It will soon overtake China as the most populated country on the planet. It is home to arguably the world’s most diverse and oldest human civilisation. The so-called “crown jewel” of the British Empire, the European-dominated world system would not have come into existence without its people and resources. Today, it represents one of the major pillars of the global capitalist order.
And it is burning.
India, Pakistan’s alter ego, stands at a crossroads. In contrast to Pakistan, the modern Indian polity has been formally structured around the notion that the subcontinent is a rainbow of infinite colours, all of which are equal to any other. However contradicted it may have been, the idea of India as a secular republic has remained dominant for decades, both within officialdom and society at large.
I need not go over what most informed observers already know about the RSS, BJP and the political project known as Hindutva. It is now more than just an aspiration to create a majoritarian tyranny. Over the past three decades, it has remade the body politic and the Modi government is now rewriting history in a way reminiscent of what the Zia regime did on this side of the border in the 1980s.
But there is something else going on in India today, with which only those Pakistanis willing and able to transcend their own state’s narrow nationalism can make common cause. India is burning, yes, but where some fires cause despair, others are reason for hope.
Like Pakistan, India is in the throes of a demographic revolution. The majority of its 1.3 billion people are young, and it is in the belly of this rumbling beast of youthful aspiration and a political-economic system that is ultimately incapable of generating anything but despair, that the battle for India will be fought and won in years to come. In this sense alone, the similarities between contemporary India and Pakistan are striking.
Many of India’s hundreds of millions of young people, increasingly urban and well-informed, like those everywhere across the globe, have grown up believing the hype about globalisation, and particularly the unparalleled and unending riches that await them in ever-liberalising India.
But the globalisation “miracle” has unravelled rapidly over the past decade, first in the Euro-American heartlands of capitalism, and increasingly in the rest of the world too. The almost mythical software industry centred in Bangalore is not growing so fast anymore, and more generally there are simply not enough jobs to absorb the approximately 20 million young Indians who enter the job market annually.

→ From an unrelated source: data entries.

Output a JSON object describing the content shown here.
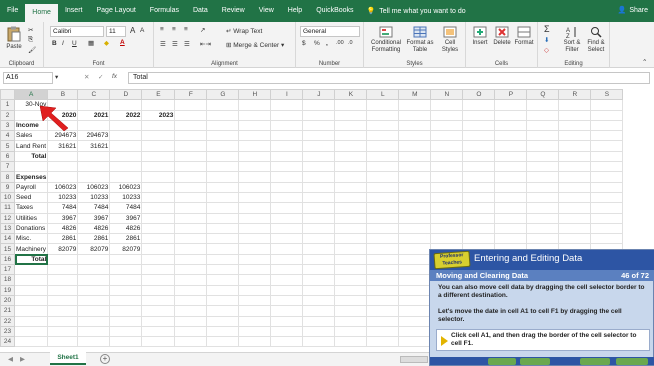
{
  "tabs": [
    "File",
    "Home",
    "Insert",
    "Page Layout",
    "Formulas",
    "Data",
    "Review",
    "View",
    "Help",
    "QuickBooks"
  ],
  "active_tab": "Home",
  "tell_me": "Tell me what you want to do",
  "share": "Share",
  "ribbon": {
    "paste": "Paste",
    "clipboard": "Clipboard",
    "font_name": "Calibri",
    "font_size": "11",
    "font_group": "Font",
    "wrap_text": "Wrap Text",
    "merge_center": "Merge & Center",
    "alignment_group": "Alignment",
    "number_format": "General",
    "number_group": "Number",
    "conditional": "Conditional Formatting",
    "format_table": "Format as Table",
    "cell_styles": "Cell Styles",
    "styles_group": "Styles",
    "insert": "Insert",
    "delete": "Delete",
    "format": "Format",
    "cells_group": "Cells",
    "sort_filter": "Sort & Filter",
    "find_select": "Find & Select",
    "editing_group": "Editing",
    "currency_symbol": "$",
    "percent": "%",
    "comma": ",",
    "bold": "B",
    "italic": "I",
    "underline": "U"
  },
  "formula_bar": {
    "name_box": "A16",
    "fx": "fx",
    "content": "Total"
  },
  "columns": [
    "A",
    "B",
    "C",
    "D",
    "E",
    "F",
    "G",
    "H",
    "I",
    "J",
    "K",
    "L",
    "M",
    "N",
    "O",
    "P",
    "Q",
    "R",
    "S"
  ],
  "rows": [
    [
      "30-Nov",
      "",
      "",
      "",
      ""
    ],
    [
      "",
      "2020",
      "2021",
      "2022",
      "2023"
    ],
    [
      "Income",
      "",
      "",
      "",
      ""
    ],
    [
      "Sales",
      "294673",
      "294673",
      "",
      ""
    ],
    [
      "Land Rent",
      "31621",
      "31621",
      "",
      ""
    ],
    [
      "Total",
      "",
      "",
      "",
      ""
    ],
    [
      "",
      "",
      "",
      "",
      ""
    ],
    [
      "Expenses",
      "",
      "",
      "",
      ""
    ],
    [
      "Payroll",
      "106023",
      "106023",
      "106023",
      ""
    ],
    [
      "Seed",
      "10233",
      "10233",
      "10233",
      ""
    ],
    [
      "Taxes",
      "7484",
      "7484",
      "7484",
      ""
    ],
    [
      "Utilities",
      "3967",
      "3967",
      "3967",
      ""
    ],
    [
      "Donations",
      "4826",
      "4826",
      "4826",
      ""
    ],
    [
      "Misc.",
      "2861",
      "2861",
      "2861",
      ""
    ],
    [
      "Machinery",
      "82079",
      "82079",
      "82079",
      ""
    ],
    [
      "Total",
      "",
      "",
      "",
      ""
    ],
    [
      "",
      "",
      "",
      "",
      ""
    ],
    [
      "",
      "",
      "",
      "",
      ""
    ],
    [
      "",
      "",
      "",
      "",
      ""
    ],
    [
      "",
      "",
      "",
      "",
      ""
    ],
    [
      "",
      "",
      "",
      "",
      ""
    ],
    [
      "",
      "",
      "",
      "",
      ""
    ],
    [
      "",
      "",
      "",
      "",
      ""
    ],
    [
      "",
      "",
      "",
      "",
      ""
    ]
  ],
  "sheet_tab": "Sheet1",
  "add_sheet": "+",
  "tutorial": {
    "logo": "Professor Teaches",
    "title": "Entering and Editing Data",
    "section": "Moving and Clearing Data",
    "page": "46 of 72",
    "para1": "You can also move cell data by dragging the cell selector border to a different destination.",
    "para2": "Let's move the date in cell A1 to cell F1 by dragging the cell selector.",
    "step": "Click cell A1, and then drag the border of the cell selector to cell F1."
  }
}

Modi counted younger, tech-savvy generations as amongst its primary supporters. With the economy stagnating, the prime minister has resorted to the Hindutva card in more brazen fashion to placate restive youth and, as the recent attacks on Jawaharlal Nehru University and other universities illustrate, given them licence to vent their frustrations by targeting the “anti-national” elements that stand in the way of the Hindu Rashtra.
Cause for hope
Yet there are also frustrated and politicised young people on the other side of the contemporary divide in India, and the unprecedented mobilisations of the past couple of weeks confirm that their numbers are refreshingly large. The mass opposition to the Citizenship Amendment Act has been spearheaded by these young people – and this includes people of all religious faiths, not just Muslims, as many in Pakistan might like to believe.
Importantly, the vision of India – and the world – propagated by this segment of the youth is not just limited to fairy-tale notions of cultural harmony and India as a mythical unity. It also gives primacy to working classes and menial castes, women and other oppressed genders, and Nature herself, explicitly challenging the logic of capital that neither Modi nor any other self-proclaimed leader of “the people” in the current conjuncture is even willing to name.
On January 8, a reported 250 million Indians brought the entire country to a halt through a peaceful general strike. It was a massive show of strength to complement the brave resistance to fascist goons in the country’s major universities. It shows that the legacies of the anti-colonial freedom movement and the popular left mobilisations of the 1960s and 1970s are alive and well, brought to life again by a new generation with its own organic understandings of state and society and with a will to change them.
Rather than look on with glee at India’s internal strife, fall into a typical lament for the plight of Muslims, or adopt any other passive-aggressive position, the situation across the border should compel us to action, to build bridges. If this emergent generation of young progressives in India, Pakistan and beyond come together, there is a chance yet that the universal principles they espouse can become a practicable, political reality, that future generations can save themselves and the planet from hate, war and, ultimately, total destruction.
This article first appeared on Dawn.